“You just have to be confident,” he told himself.  “If you look like you’re up to something then they’ll get you.  But if you look like this is all perfectly normal, you’ll get away with it.  If you look like you’re stealing, that’s what they’ll think.  Just be cool Jerry. Be cool.”

Of the many things that Jerry didn’t think of that day was the fact that, when people buy groceries, there is usually someone who bags them.  Groceries, in other words, leave the store in bags.  This, however, wouldn’t have been a problem, being that the store was so busy and no one noticed.

Twenty feet now.  “Be cool Jerry.”

Fifteen feet.  “You can do this.  Don’t lock up.  Be cool.”

At ten feet, the song “Eye of the Tiger” started playing in his head.  He hummed it lightly under his breath at what was probably twice its normal speed.

As he was at the door, everything went wrong .  There was a Val-U-Mart employee standing there, greeting people as they went in and out.  The man’s name was Stan.  Stan was in his seventies and had silver hair, rosy cheeks and all the brooding, intensely threatening qualities of a marshmallow.  Stan gave his standard, “Have a good day, sir,” and that was all it took for Jerry to start running, screaming and jabbering nonsense as he went.

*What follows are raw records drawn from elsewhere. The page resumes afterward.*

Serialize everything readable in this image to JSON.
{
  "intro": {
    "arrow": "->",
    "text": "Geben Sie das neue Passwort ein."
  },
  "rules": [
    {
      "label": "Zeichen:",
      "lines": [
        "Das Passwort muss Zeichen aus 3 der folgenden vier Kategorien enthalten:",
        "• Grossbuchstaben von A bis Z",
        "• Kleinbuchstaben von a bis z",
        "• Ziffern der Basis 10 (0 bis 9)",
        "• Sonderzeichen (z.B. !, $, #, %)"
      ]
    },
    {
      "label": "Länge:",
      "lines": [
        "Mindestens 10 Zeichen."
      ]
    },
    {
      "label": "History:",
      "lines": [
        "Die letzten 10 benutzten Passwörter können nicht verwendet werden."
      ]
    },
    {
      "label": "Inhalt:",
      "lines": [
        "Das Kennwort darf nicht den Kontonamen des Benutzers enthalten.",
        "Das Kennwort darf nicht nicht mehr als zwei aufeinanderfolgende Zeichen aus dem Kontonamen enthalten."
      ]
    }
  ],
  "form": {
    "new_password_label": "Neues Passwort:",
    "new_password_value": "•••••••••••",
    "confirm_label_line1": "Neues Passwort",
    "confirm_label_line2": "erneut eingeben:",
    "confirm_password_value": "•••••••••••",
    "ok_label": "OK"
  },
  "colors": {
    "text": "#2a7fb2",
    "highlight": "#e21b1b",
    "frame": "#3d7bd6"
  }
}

The plan (what precious little Jerry had worked out) was to simply throw everything in the backseat of his car and leave.  He had to abandon this part and simply run like hell, pushing the cart in front of him.  Where would he go?  It didn’t matter, he’d figure that out later.  What mattered now the getaway.

He weaved in and out of people, between cars and looked up to see the yellow line that marked the parking lot’s exit.  Hard, sick determined will overcame him and he ran the cart toward it, body leaning forward, head down, his salvation somewhere just on the other side of the line.

As the front wheels cleared the yellow line, he had just enough time to feel a pang of triumph.  Then, the shopping cart’s wheels locked, his sweaty hands betrayed him and he ran head first into the now immobile cart.

Lying sprawled on the ground, everything spinning and going black, he said, “Fuckin chicken lied to me.”  He passed out.

***

The Val-U-Mart’s manager would later explain to the police that the shopping carts have a device akin to an electronic dog collar.  Once the cart passes a certain point (that point being the yellow line surrounding the parking lot), the wheels lock up.

The responding officers took quite a long time before they stopped laughing.  Once they did, they got back to business.

“So how much booze was he trying to make off with?” the older cop said.

“We don’t carry liquor,” the manager said.

“Beer then.”

“No beer.”

“Cough syrup?  Antihistamines?”

The manager shrugged.  “Five or six loaves of bread.  Rice, instant potatoes, toilet paper.  Pretty standard stuff.”

The cops exchanged a glance.

The manager shrugged again.  “Guess he’s got a family to feed.”

No one laughed at this.